Hiring family. Some people swear by it, and build entire businesses upon it. For others, it’s an absolute no-no and a fast-track to drama and problems.
Whether your business is a startup or a large organization, there’s no doubt that the possibility of hiring family members will come up at some point. So, should you hire your family? The answer isn’t quite so simple.
Advantages and Disadvantages of Hiring Family
There can be many advantages to hiring family members. They’re less risky than strangers since you know them, and if you have a good relationship, it can make the day-to-day more fun and interesting. Family members are also more likely to be invested in your business’s success.
Hiring family comes with significant disadvantages as well, however. Family members can expect special allowances or privileges that a regular employee wouldn’t, and they may treat you the same in the workplace as they do at home. If you’re the boss, that could be a problem.
In addition, some people won’t work with family because issues at work could spill over at home, and vice versa, and may permanently impact the relationship. For example, think of how your next holiday gathering may go if you had to fire your nephew or aunt.
Is Family a Good Fit for Your Business?
As mentioned, there are a lot of advantages to hiring family. If you have family members who are a good fit for your company culture and genuinely good workers, hiring them may be the best thing you could do for your business.
Be sure to consider all the factors you’d consider with a regular candidate, however, such as qualifications, values, experience, stability, and skills.

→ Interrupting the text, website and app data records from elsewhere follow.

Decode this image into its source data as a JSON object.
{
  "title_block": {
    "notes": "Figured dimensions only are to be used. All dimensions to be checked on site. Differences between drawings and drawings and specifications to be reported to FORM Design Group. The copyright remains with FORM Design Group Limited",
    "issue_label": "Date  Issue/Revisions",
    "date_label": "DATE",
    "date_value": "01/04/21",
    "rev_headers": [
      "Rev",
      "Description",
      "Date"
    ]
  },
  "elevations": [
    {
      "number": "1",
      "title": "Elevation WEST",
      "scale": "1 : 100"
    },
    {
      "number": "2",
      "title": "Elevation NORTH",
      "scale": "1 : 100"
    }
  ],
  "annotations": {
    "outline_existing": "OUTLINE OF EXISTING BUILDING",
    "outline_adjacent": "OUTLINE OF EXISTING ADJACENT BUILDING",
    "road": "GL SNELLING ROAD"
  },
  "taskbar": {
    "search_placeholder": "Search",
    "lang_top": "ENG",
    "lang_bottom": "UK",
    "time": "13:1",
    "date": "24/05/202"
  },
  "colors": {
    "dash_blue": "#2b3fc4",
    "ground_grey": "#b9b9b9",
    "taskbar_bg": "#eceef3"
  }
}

This isn’t a favor or an impulse – it’s a fit for both parties.
If you believe your family member is a good fit, that can be a huge asset for your business. Don’t just hire family to do someone a favor, or just for the sake of making it a “family business.” Someone not invested in the position or well suited for it won’t serve your business in the long run.
Another thing to consider is the potential impact hiring family can have on other employees. It’s vital that you treat family like any other employee to avoid any conflict. You may want to have a nepotism policy in place to protect you and your family member from any issues of favoritism.
Tips for Working with Family
If you do decide to bring family members into your business, you can keep the working and personal relationships strong and separated. Here are some tips:
Keep it professional.
- No matter how close you may be out of work, address each other professionally in the workplace.
- Family members should always show respect appropriate for their position at the company, even if the dynamic is different in the family. For example, your uncle may be a perceived authority figure in normal life, but if you’re his boss at work, he should treat you like a boss.
Keep work at work.
- One of the biggest challenges is keeping professional and personal lives separate when you work with family. Vow to keep work at work and home at home, so you can maintain your previous relationship dynamic outside of the office.
Looking for Business Support?
Navigating the ins and outs of business can be challenging. Whether you need help with hiring, growing and scaling, or other aspects of your business, a professional coach can help. Work with Allison Todd directly and set your business up for success!